* _Work to complete_: Among the lines of the records, count those containing the word "JSON", then give the number alone.

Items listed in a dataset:

◇ ◇ ◇ ◇ ◇

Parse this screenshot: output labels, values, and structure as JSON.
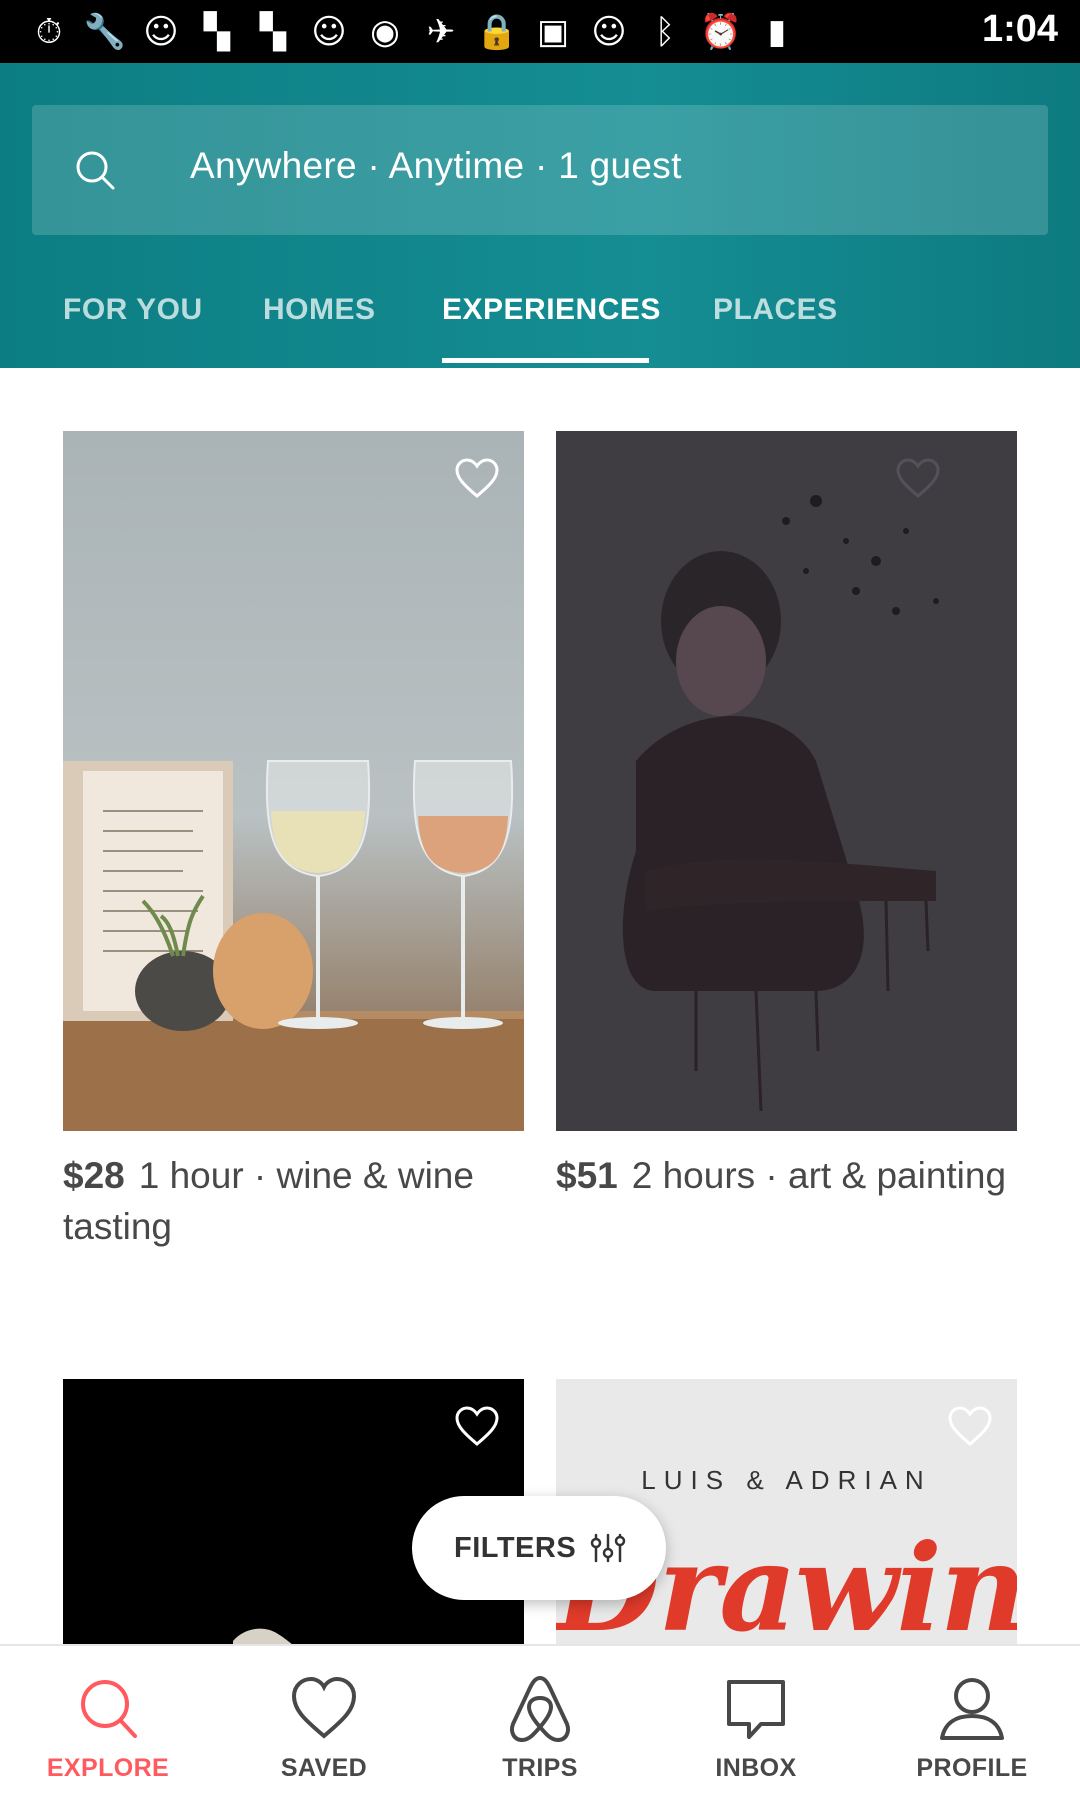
{
  "status_bar": {
    "time": "1:04",
    "icons": [
      "stopwatch-icon",
      "wrench-icon",
      "smiley-icon",
      "flipboard-icon",
      "flipboard-icon",
      "smiley-icon",
      "circle-icon",
      "fake-gps-icon",
      "lock-icon",
      "android-icon",
      "smiley-icon",
      "bluetooth-icon",
      "alarm-icon",
      "battery-charging-icon"
    ]
  },
  "search": {
    "text": "Anywhere · Anytime · 1 guest"
  },
  "tabs": [
    {
      "label": "FOR YOU",
      "active": false
    },
    {
      "label": "HOMES",
      "active": false
    },
    {
      "label": "EXPERIENCES",
      "active": true
    },
    {
      "label": "PLACES",
      "active": false
    }
  ],
  "cards": [
    {
      "price": "$28",
      "desc": "1 hour · wine & wine tasting",
      "image": "wine-glasses"
    },
    {
      "price": "$51",
      "desc": "2 hours · art & painting",
      "image": "painted-portrait"
    },
    {
      "image": "dark-photo"
    },
    {
      "image": "drawing-poster",
      "poster_text": "LUIS & ADRIAN",
      "poster_title": "Drawing"
    }
  ],
  "filters": {
    "label": "FILTERS"
  },
  "bottom_nav": [
    {
      "label": "EXPLORE",
      "icon": "search-icon",
      "active": true
    },
    {
      "label": "SAVED",
      "icon": "heart-icon",
      "active": false
    },
    {
      "label": "TRIPS",
      "icon": "airbnb-logo-icon",
      "active": false
    },
    {
      "label": "INBOX",
      "icon": "chat-bubble-icon",
      "active": false
    },
    {
      "label": "PROFILE",
      "icon": "person-icon",
      "active": false
    }
  ],
  "colors": {
    "header": "#148d93",
    "accent": "#ff5a5f",
    "text": "#484848"
  }
}
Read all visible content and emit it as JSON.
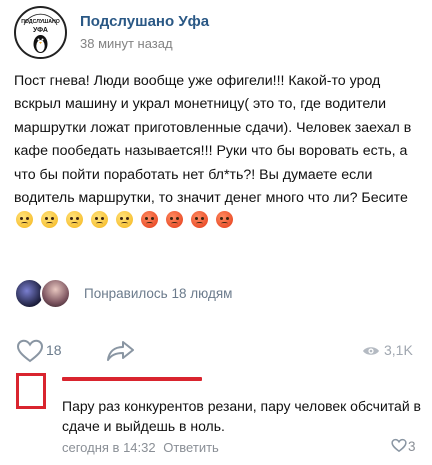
{
  "group": {
    "avatar_text": "ПОДСЛУШАНО УФА",
    "name": "Подслушано Уфа",
    "time": "38 минут назад"
  },
  "post": {
    "text": "Пост гнева! Люди вообще уже офигели!!! Какой-то урод вскрыл машину и украл монетницу( это то, где водители маршрутки ложат приготовленные сдачи). Человек заехал в кафе пообедать называется!!! Руки что бы воровать есть, а что бы пойти поработать нет бл*ть?! Вы думаете если водитель маршрутки, то значит денег много что ли? Бесите",
    "emojis": [
      "angry-face",
      "angry-face",
      "angry-face",
      "angry-face",
      "angry-face",
      "pouting-face",
      "pouting-face",
      "pouting-face",
      "pouting-face"
    ]
  },
  "likes": {
    "text": "Понравилось 18 людям"
  },
  "actions": {
    "like_count": "18",
    "views": "3,1K",
    "icons": {
      "like": "heart-icon",
      "share": "share-icon",
      "views": "eye-icon"
    }
  },
  "comment": {
    "text": "Пару раз конкурентов резани, пару человек обсчитай в сдаче и выйдешь в ноль.",
    "date": "сегодня в 14:32",
    "reply_label": "Ответить",
    "like_count": "3"
  },
  "colors": {
    "link_blue": "#2a5885",
    "muted_gray": "#828282",
    "redaction_red": "#d9242e"
  }
}
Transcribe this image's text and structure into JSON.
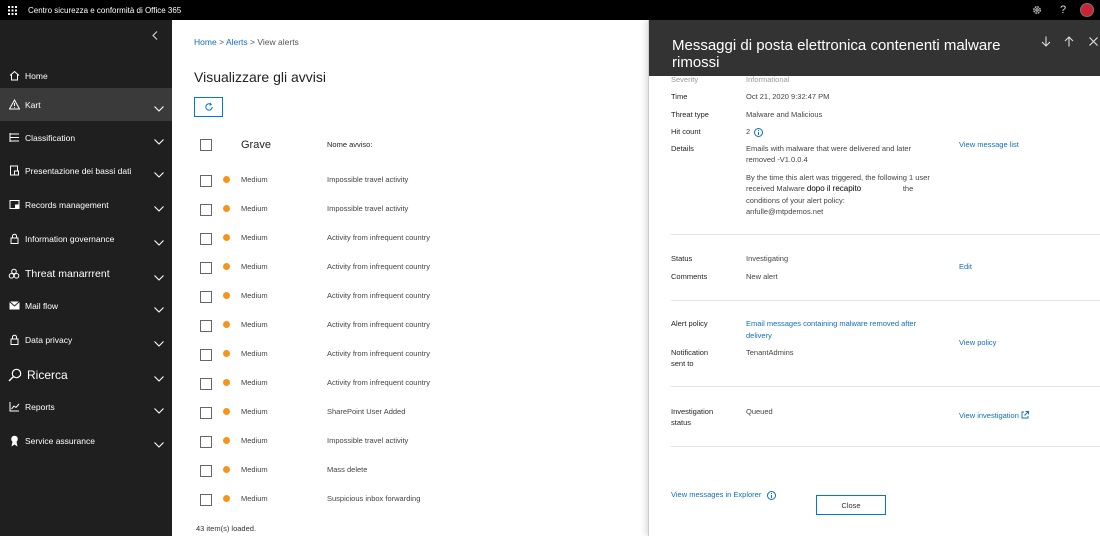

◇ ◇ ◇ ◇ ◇

* _Answer box_: 3